The woman, whose name I never get clear on, is a Serb. Her husband, Irudin (EYE-RU-DIN), is a Muslim. He's a very outgoing guy, insists on toasting us, America, friendship and generally finds a way with gestures and broken English to convey his point of view pretty well. As he's regaling us with stories of hunting and co-existence and calling for more dishes from the kitchen, she gets on the phone. We're happy as clams, eating good food to the accompaniment of Irudin's constant chatter (Phil, seated next to him, gets the diplomat of the year award for hanging in with him, working out what he's saying, exchanging stories) when a man comes in and is presented to us. It turns out Irudin's wife had called her father, who speaks some English, and asked him to come over, so this sweet man had come out into the night to be the go-between with the group of Americans.
It was a truly memorable night. Irudin's wife's father (whose name I obviously also didn't get) had worked in Iran in the 70s. Worked in construction. Bridges, I think. Fitting, if so.
Really nice people, they all seemed a bit baffled by the war in their country. Irudin kept insisting that they were living proof that co-existence was possible, the war was foolish. He'll drink to that. He's convinced the answer is we should all come back and go hunting with him. And he'll drink to that.
As we're wrapping up the evening, Anders finds us. We bid our goodbyes to our hosts and head off into the darkness.
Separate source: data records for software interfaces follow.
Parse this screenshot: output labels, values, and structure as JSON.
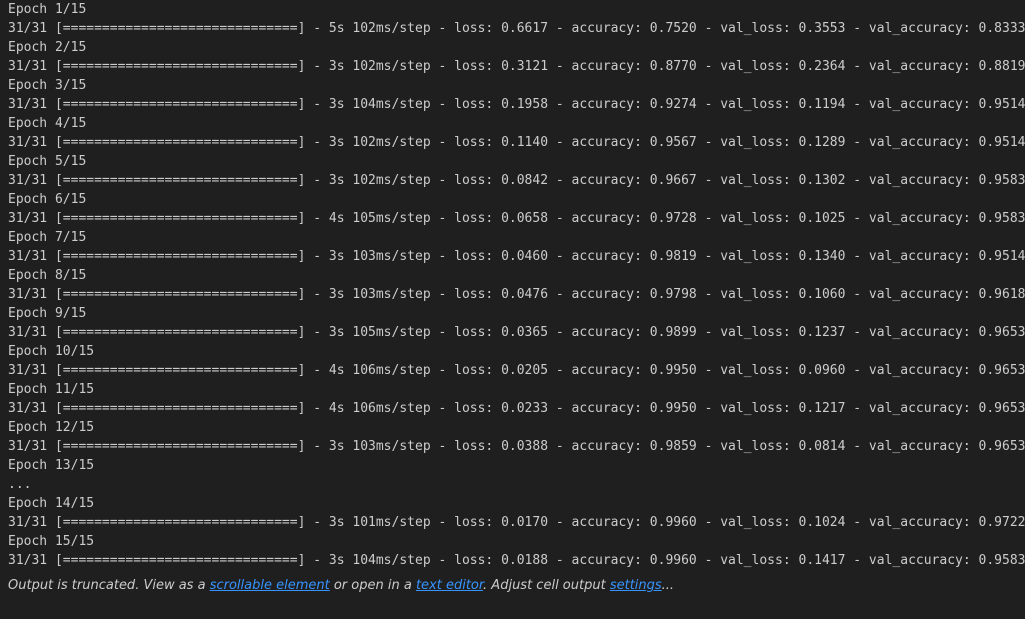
{
  "output": {
    "lines": [
      "Epoch 1/15",
      "31/31 [==============================] - 5s 102ms/step - loss: 0.6617 - accuracy: 0.7520 - val_loss: 0.3553 - val_accuracy: 0.8333",
      "Epoch 2/15",
      "31/31 [==============================] - 3s 102ms/step - loss: 0.3121 - accuracy: 0.8770 - val_loss: 0.2364 - val_accuracy: 0.8819",
      "Epoch 3/15",
      "31/31 [==============================] - 3s 104ms/step - loss: 0.1958 - accuracy: 0.9274 - val_loss: 0.1194 - val_accuracy: 0.9514",
      "Epoch 4/15",
      "31/31 [==============================] - 3s 102ms/step - loss: 0.1140 - accuracy: 0.9567 - val_loss: 0.1289 - val_accuracy: 0.9514",
      "Epoch 5/15",
      "31/31 [==============================] - 3s 102ms/step - loss: 0.0842 - accuracy: 0.9667 - val_loss: 0.1302 - val_accuracy: 0.9583",
      "Epoch 6/15",
      "31/31 [==============================] - 4s 105ms/step - loss: 0.0658 - accuracy: 0.9728 - val_loss: 0.1025 - val_accuracy: 0.9583",
      "Epoch 7/15",
      "31/31 [==============================] - 3s 103ms/step - loss: 0.0460 - accuracy: 0.9819 - val_loss: 0.1340 - val_accuracy: 0.9514",
      "Epoch 8/15",
      "31/31 [==============================] - 3s 103ms/step - loss: 0.0476 - accuracy: 0.9798 - val_loss: 0.1060 - val_accuracy: 0.9618",
      "Epoch 9/15",
      "31/31 [==============================] - 3s 105ms/step - loss: 0.0365 - accuracy: 0.9899 - val_loss: 0.1237 - val_accuracy: 0.9653",
      "Epoch 10/15",
      "31/31 [==============================] - 4s 106ms/step - loss: 0.0205 - accuracy: 0.9950 - val_loss: 0.0960 - val_accuracy: 0.9653",
      "Epoch 11/15",
      "31/31 [==============================] - 4s 106ms/step - loss: 0.0233 - accuracy: 0.9950 - val_loss: 0.1217 - val_accuracy: 0.9653",
      "Epoch 12/15",
      "31/31 [==============================] - 3s 103ms/step - loss: 0.0388 - accuracy: 0.9859 - val_loss: 0.0814 - val_accuracy: 0.9653",
      "Epoch 13/15",
      "...",
      "Epoch 14/15",
      "31/31 [==============================] - 3s 101ms/step - loss: 0.0170 - accuracy: 0.9960 - val_loss: 0.1024 - val_accuracy: 0.9722",
      "Epoch 15/15",
      "31/31 [==============================] - 3s 104ms/step - loss: 0.0188 - accuracy: 0.9960 - val_loss: 0.1417 - val_accuracy: 0.9583"
    ]
  },
  "footer": {
    "text_1": "Output is truncated. View as a ",
    "link_scrollable": "scrollable element",
    "text_2": " or open in a ",
    "link_editor": "text editor",
    "text_3": ". Adjust cell output ",
    "link_settings": "settings",
    "text_4": "..."
  },
  "colors": {
    "background": "#1f1f1f",
    "text": "#cccccc",
    "link": "#3794ff"
  }
}
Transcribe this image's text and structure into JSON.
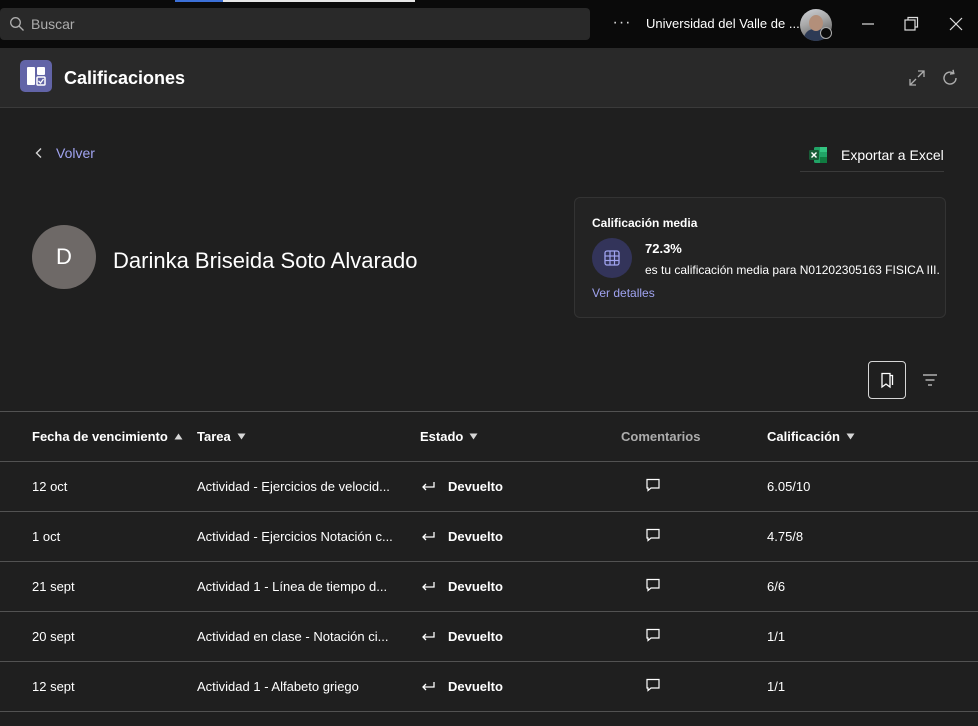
{
  "titlebar": {
    "search_placeholder": "Buscar",
    "more_label": "···",
    "organization": "Universidad del Valle de ..."
  },
  "app": {
    "title": "Calificaciones"
  },
  "nav": {
    "back_label": "Volver",
    "export_label": "Exportar a Excel"
  },
  "student": {
    "initial": "D",
    "name": "Darinka Briseida Soto Alvarado"
  },
  "average": {
    "title": "Calificación media",
    "value": "72.3%",
    "description": "es tu calificación media para N01202305163 FISICA III.",
    "link": "Ver detalles"
  },
  "table": {
    "headers": {
      "due_date": "Fecha de vencimiento",
      "task": "Tarea",
      "status": "Estado",
      "comments": "Comentarios",
      "grade": "Calificación"
    },
    "rows": [
      {
        "due": "12 oct",
        "task": "Actividad - Ejercicios de velocid...",
        "status": "Devuelto",
        "grade": "6.05/10"
      },
      {
        "due": "1 oct",
        "task": "Actividad - Ejercicios Notación c...",
        "status": "Devuelto",
        "grade": "4.75/8"
      },
      {
        "due": "21 sept",
        "task": "Actividad 1 - Línea de tiempo d...",
        "status": "Devuelto",
        "grade": "6/6"
      },
      {
        "due": "20 sept",
        "task": "Actividad en clase - Notación ci...",
        "status": "Devuelto",
        "grade": "1/1"
      },
      {
        "due": "12 sept",
        "task": "Actividad 1 - Alfabeto griego",
        "status": "Devuelto",
        "grade": "1/1"
      }
    ]
  },
  "colors": {
    "accent": "#6264a7",
    "link": "#a0a3f0",
    "background": "#1f1f1f",
    "header": "#292929",
    "titlebar": "#0a0a0a"
  }
}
Anders' house is only a short walk from "Holiday," so we're there in no time. The sound of gunfire continues.
Anders, a big, handsome Scandinavian in about his middle 30s, has a nice place in what appears to be a modern, upper-middle class neighborhood. He strongly suggests that if we want to see the impact of the war we should be staying here with him in Vitez instead of going on to Sarajevo. He has, he says, been put in the position here of being the only man who can talk to all three sides, has negotiated successfully with all factions and is now in the position of being sought out as arbiter. With the fighting in Travnik and the problems pursuant to the refugees from Jajce now spilling over into Vitez, this is the place to be.
He makes a good case, obviously feels very strongly, but we've committed ourselves to going on, are expected in Sarajevo and, frankly, after reading as much as we have about it, want to see it for ourselves. The impression is clear that Anders is a bit put out by all the attention going to Sarajevo when so much is happening in other parts of the country. I don't think it's ego on his part so much as it is a desire for more awareness of the problems in this part of the country about which he cares so deeply.
As we're talking there is a knock at the door. One of the city's officials is there with his daughter for a meeting. Anders is embarrassed, having apparently forgotten about it, but we let him off the hook, make our apologies and head for the door. He's to give us a ride to Kiseljak in the morning, so we'll have more time to talk.
The walk back to the hotel is even eerier than before. For one thing, it's just the four of us again and we're new in town. For another, it sounds very much like the small arms fire has come a lot closer. We're quiet on the way back. Fewer laughs.
Once back in the hotel, the sense that the fighting is closer is underscored when a young soldier walks by with a bloody bandage on his head. Since there really isn't much of an option, we trudge up the stairs and head for our beds. It's a weird night. Cold.